Monday, December 3, 2012

Cultivating Maturity (3 steps?)

Toward yourself:
1. Divorce motivation and performance

2. Purify motivation, improve performance (if you're motivation is pure, then you will want to improve, and you will gladly accept help!)

3. Repeat step 2.

Toward others:
1. Divorce motivation and performance

2. Glory in their pure motivations, then help them improve (where appropriate!).

3. Repeat step 2.



What do you think? Would you change anything?

3 comments:

Erin Mumford said...

Give an example of divorcing motivation from performance.

Michael Wood said...

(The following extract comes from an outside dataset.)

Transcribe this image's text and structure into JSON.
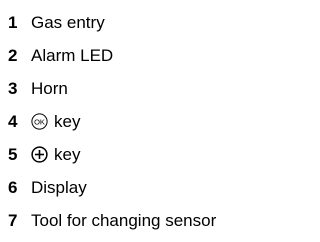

Thanks for asking. I mean that we ought to overcome the tendency to see people, including ourselves, as the things people do or create. An example of divorcing motivation and performance is President Uctchdorf's counsel during the Christmas devotional to receive gifts better by seeing gifts primarily as acts of love. Doing so separates the motivation from the gift (the performance).

A personal example would be my own insecurity about writing and my reluctance to receive feedback. I struggle to separate who I am and what I desire from what I create, so critiques of my papers, however helpful, sometimes feel like personal attacks. I just want to be the person that can say, "I want this essay to be excellent, and I know that I cannot make it excellent in one shot, and when I fail, I'm just going to use that to help me improve."

Our desires may be noble, but our actions and products are always imperfect, so if we don't separate the two, we become very harsh judges of each other and ourselves.

That's what I had in mind, anyway.

Michael Wood said...

Also, I won't pretend that failing and receiving criticism is a joy! At most, I'd say it's bittersweet. But maybe bittersweet is good enough. Here is my favorite excerpt on the subject. It's from The Mysterious Benedict Society and the Prisoner's Dilemma.

“Maybe we should acquire a taste for bittersweet,” said Reynie with a grin.
“Then everything would feel wonderful.”
“That’s stupid,” Constance snipped. “If it felt wonderful,
then it wouldn’t be bittersweet, would it?”
Reynie only shrugged. He wasn’t at all sure about that.